The city of Huntington Beach has many surf dudes, but none express themselves as poignantly as Corky. Corky, the surfing columnist who has won more awards than you can shape a board at, says the city’s look has changed. He goes on to add that its soul hasn’t. In honor of the 100th year anniversary of Huntington Beach Corky reflects about Surf City and draws some interesting conclusions, and has some great observations. He began his search in the 60’s, a boom time for surfing in HB, a time that he believes the city grew to become “Surf City”. No, the name is not officially changed to Surf City, but maybe it should. People have a difficult time spelling “Huntington”, and they confuse it with the Huntington Library & Gardens in Pasadena.
United States Surfing Championships was born in 1972 during concerns over the Vietnam War, and surfing was on a national decline, says the spokesperson for California Beaches and surfing lifestyle. Dewey Weber and Hobie, the big surfboard shapers at the time, were slipping in sales to the “underground” brands and the likes of Corky Carroll, himself. Corky observes that the surfing scene in California took a dive off that wave of previous success which peaked in the late 60’s, then nose-dived into the 70s. Hawaii and Australia became the center of focus, and locals were glad to have their surfing spots back without the fanfare of the media, and all the posers coming to town.
Corky dropped out to ski in another state and to improve his musical talent. He couldn’t leave his surfing forever, so he came back and even played the Golden Bear in Huntington Beach. But mostly he sold ads for South County’s Surfer magazine. He also taught tennis, one of his many talents. He managed surf shops such as Windansea and Huntington Surf n Sport and watched the surfing vibe pick back up as Hilton and a huge Hyatt Convention Center were built, and Maxwells was torn down, replaced by Duke’s, where Corky performed as a musician at a tiki bar.

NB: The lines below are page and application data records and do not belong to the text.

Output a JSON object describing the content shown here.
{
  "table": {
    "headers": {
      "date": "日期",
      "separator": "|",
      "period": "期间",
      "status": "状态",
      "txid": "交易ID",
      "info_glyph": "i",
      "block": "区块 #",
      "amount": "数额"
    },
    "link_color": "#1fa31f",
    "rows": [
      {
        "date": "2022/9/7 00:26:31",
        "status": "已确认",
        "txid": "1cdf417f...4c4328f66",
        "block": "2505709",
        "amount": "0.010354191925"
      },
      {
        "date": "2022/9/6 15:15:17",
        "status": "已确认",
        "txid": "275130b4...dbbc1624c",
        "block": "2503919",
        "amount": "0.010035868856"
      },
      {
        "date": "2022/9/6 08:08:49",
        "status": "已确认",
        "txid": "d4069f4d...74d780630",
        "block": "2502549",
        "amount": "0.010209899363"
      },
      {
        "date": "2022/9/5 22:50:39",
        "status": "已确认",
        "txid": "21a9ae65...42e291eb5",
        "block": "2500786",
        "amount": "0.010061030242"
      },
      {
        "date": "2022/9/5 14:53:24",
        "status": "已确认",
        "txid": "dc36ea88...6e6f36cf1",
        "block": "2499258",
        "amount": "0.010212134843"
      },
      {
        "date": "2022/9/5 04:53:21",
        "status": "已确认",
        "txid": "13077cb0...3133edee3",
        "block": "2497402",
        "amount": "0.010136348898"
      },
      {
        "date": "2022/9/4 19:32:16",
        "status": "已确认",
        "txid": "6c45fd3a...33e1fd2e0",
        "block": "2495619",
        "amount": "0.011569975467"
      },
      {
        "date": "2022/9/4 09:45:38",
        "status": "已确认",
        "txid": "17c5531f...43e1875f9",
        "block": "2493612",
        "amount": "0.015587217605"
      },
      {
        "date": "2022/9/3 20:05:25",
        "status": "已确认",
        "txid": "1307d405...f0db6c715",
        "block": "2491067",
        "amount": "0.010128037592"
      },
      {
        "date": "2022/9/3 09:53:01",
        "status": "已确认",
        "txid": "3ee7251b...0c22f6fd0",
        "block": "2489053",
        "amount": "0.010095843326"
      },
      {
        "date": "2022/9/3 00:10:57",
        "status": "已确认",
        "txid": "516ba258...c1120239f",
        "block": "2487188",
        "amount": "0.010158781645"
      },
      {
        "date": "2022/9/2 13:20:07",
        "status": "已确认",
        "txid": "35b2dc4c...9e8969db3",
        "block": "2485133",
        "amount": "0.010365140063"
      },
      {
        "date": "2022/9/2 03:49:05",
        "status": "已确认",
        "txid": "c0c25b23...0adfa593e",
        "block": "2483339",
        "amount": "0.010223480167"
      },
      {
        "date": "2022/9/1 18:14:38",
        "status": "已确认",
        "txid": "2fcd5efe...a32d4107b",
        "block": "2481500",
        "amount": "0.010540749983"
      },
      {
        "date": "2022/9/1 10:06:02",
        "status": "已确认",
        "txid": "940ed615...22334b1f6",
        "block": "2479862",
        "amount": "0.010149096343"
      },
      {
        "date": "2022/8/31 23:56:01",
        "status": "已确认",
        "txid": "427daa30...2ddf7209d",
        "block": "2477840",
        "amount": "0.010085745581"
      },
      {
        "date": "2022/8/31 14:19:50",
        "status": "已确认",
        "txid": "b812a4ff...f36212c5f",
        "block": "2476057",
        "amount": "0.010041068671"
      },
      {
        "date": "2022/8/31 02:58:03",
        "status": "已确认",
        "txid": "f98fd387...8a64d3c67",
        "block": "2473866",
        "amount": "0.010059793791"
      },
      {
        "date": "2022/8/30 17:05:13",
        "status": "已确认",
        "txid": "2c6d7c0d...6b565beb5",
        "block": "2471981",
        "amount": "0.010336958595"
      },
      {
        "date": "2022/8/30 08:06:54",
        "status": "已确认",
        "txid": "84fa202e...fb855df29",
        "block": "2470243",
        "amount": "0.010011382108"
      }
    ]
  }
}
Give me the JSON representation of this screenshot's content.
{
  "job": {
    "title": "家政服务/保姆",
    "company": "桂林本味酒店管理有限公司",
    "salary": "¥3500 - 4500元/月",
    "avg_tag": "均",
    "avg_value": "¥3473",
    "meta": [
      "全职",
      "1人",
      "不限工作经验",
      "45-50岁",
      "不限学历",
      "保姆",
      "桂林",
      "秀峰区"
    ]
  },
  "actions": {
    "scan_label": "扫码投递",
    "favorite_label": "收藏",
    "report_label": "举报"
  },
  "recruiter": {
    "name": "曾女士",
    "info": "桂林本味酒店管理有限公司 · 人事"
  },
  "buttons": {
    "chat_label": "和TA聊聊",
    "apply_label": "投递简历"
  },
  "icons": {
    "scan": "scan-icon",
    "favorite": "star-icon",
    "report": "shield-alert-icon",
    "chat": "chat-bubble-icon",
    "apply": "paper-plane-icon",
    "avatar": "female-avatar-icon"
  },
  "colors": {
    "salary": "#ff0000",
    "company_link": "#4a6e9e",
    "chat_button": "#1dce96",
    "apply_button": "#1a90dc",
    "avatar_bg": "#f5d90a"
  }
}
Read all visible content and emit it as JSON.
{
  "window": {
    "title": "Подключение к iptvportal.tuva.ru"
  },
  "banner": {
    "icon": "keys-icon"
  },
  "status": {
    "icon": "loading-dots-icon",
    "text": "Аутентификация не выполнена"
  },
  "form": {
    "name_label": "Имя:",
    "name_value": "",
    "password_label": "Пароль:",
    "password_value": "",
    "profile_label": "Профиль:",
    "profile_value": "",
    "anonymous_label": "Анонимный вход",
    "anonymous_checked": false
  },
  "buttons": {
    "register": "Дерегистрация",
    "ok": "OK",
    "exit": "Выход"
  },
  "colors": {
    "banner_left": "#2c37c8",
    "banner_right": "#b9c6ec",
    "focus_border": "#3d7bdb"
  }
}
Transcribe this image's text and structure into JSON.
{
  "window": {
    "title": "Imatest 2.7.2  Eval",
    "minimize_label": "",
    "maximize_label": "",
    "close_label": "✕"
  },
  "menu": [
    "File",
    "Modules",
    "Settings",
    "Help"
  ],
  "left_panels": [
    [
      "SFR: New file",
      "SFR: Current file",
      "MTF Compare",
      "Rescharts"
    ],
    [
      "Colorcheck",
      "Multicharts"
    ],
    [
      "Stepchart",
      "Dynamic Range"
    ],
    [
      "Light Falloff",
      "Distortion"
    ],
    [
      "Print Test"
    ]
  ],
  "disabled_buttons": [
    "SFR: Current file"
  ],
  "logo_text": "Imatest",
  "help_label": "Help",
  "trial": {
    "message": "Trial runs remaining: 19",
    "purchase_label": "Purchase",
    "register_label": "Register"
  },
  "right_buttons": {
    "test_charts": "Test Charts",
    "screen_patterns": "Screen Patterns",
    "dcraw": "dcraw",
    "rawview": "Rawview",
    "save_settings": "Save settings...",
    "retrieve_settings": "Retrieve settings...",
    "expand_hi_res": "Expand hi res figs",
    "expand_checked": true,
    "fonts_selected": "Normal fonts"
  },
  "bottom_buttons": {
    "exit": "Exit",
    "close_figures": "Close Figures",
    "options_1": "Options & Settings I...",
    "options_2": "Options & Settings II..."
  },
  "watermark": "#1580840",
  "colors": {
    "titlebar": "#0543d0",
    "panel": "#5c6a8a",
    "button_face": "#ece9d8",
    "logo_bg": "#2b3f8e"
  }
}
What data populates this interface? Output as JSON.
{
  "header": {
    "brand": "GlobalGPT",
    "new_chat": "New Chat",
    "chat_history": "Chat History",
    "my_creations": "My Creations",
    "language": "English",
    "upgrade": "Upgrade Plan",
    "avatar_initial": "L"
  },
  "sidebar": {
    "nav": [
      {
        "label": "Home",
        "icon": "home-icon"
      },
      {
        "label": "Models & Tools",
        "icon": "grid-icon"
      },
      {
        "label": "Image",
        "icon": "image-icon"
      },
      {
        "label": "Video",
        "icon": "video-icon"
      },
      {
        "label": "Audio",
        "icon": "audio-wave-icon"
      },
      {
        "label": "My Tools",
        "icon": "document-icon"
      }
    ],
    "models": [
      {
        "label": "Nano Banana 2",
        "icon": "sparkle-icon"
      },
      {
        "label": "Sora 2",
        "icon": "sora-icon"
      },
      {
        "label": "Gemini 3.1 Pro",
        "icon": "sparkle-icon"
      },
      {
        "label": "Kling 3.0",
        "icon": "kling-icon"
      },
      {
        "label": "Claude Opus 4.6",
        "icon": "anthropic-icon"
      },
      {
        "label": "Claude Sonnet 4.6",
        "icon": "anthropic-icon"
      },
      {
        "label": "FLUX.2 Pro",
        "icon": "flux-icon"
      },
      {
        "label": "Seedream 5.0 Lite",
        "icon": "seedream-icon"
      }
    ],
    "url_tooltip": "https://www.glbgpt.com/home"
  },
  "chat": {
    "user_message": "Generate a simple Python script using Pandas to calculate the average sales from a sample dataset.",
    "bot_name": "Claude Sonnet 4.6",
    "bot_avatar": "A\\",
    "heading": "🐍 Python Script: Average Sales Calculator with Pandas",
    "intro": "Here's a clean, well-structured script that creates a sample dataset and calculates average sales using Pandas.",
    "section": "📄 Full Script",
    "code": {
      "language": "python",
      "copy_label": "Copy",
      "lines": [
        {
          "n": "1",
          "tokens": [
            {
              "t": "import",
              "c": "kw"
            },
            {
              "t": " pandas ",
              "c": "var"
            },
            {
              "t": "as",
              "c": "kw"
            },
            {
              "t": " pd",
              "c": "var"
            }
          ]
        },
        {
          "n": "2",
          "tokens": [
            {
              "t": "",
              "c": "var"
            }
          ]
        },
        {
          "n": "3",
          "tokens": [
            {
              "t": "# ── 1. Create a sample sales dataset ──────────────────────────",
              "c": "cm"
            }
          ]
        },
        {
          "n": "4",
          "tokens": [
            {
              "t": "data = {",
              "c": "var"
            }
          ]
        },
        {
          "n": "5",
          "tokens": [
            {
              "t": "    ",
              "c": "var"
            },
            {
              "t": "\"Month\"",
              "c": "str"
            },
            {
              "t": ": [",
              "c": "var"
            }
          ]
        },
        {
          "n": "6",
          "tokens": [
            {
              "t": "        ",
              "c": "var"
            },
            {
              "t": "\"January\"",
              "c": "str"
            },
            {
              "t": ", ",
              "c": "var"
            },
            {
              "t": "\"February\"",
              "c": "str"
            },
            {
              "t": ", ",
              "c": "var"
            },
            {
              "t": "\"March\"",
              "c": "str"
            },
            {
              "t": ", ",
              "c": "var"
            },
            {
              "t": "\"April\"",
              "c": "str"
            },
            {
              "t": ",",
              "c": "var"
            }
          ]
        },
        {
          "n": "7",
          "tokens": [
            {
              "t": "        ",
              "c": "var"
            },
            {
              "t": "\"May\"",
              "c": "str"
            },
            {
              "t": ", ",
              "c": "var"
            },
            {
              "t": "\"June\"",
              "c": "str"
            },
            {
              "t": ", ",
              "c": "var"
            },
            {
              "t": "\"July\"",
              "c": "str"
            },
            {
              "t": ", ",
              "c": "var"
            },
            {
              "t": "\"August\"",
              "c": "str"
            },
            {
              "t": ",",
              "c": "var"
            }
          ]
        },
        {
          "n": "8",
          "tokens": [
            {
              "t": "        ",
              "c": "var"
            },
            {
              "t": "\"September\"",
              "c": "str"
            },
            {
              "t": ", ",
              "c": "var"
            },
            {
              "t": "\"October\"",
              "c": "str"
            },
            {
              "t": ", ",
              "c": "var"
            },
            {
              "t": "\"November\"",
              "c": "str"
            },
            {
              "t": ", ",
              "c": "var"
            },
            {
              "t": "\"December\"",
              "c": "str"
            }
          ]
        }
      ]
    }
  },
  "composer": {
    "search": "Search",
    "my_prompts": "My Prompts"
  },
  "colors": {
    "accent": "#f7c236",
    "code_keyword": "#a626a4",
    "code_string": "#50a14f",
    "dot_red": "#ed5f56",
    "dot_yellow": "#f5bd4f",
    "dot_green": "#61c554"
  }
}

In conclusion, the surf kahuna is glad to see gone what he considered a surf ghetto, and he pays homage to the surf icons and hang-outs of the past, plus the people fondly remembered: David Nuuhiwa, Golden Bear, Lindborg Tennis Club, the Bread Crumb, and still standing–Sugar Shack and Huntington Beach High School. The three-time international and five-time U.S. surfing champion is a cool dude with an HB attitude.